To do
How many lines of the entries below contain the string "from"? State the number alone.

[Records provided]

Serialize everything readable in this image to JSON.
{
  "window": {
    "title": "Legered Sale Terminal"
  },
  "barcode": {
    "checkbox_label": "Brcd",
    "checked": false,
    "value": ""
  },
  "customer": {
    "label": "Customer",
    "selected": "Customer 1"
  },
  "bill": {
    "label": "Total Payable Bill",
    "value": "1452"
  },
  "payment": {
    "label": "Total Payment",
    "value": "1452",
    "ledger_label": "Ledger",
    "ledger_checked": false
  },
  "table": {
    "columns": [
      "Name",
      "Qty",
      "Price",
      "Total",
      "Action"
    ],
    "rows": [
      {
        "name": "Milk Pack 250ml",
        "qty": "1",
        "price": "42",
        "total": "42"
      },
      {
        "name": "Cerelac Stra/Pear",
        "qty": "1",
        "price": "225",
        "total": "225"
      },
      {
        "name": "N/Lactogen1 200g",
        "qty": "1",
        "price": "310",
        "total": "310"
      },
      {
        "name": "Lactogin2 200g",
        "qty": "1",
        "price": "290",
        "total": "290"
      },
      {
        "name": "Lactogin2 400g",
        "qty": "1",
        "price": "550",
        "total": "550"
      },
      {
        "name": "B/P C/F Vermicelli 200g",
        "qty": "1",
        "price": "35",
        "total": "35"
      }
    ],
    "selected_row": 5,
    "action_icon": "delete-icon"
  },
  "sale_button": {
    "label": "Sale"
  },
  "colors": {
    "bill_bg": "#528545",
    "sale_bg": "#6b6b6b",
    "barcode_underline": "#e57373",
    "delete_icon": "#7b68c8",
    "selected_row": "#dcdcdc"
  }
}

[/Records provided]
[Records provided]

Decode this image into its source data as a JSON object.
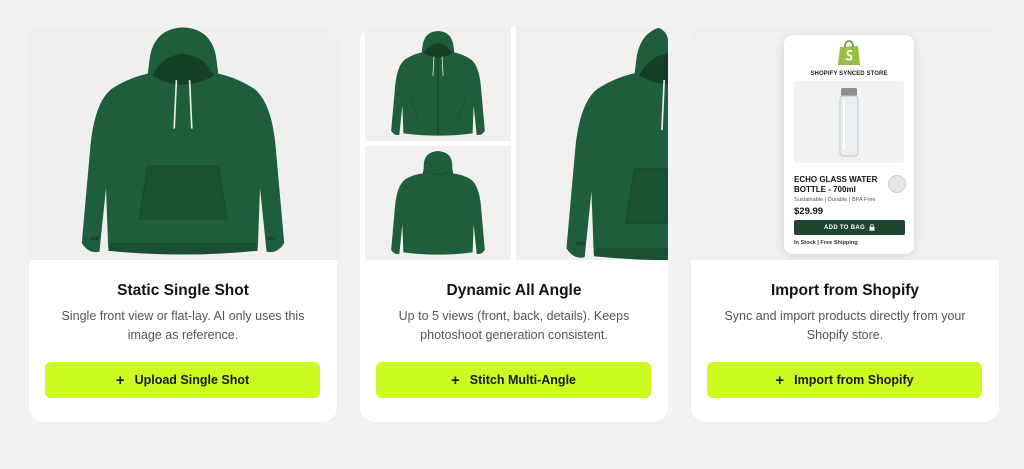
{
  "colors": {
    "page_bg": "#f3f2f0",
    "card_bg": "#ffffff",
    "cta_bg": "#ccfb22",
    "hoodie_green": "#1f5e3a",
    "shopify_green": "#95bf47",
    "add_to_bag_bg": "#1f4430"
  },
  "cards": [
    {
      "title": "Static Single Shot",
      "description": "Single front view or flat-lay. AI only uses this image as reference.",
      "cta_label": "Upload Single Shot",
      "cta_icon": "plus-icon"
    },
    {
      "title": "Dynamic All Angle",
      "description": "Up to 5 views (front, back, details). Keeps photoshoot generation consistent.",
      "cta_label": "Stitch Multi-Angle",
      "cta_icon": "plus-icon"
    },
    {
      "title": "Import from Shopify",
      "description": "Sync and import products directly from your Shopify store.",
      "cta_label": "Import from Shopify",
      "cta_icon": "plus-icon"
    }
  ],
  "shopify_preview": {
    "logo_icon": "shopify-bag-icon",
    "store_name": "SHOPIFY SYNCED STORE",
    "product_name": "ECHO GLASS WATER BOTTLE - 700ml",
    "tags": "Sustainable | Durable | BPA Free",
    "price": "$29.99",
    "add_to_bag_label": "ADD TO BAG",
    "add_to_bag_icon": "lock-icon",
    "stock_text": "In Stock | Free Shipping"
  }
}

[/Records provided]

Solution to this task
3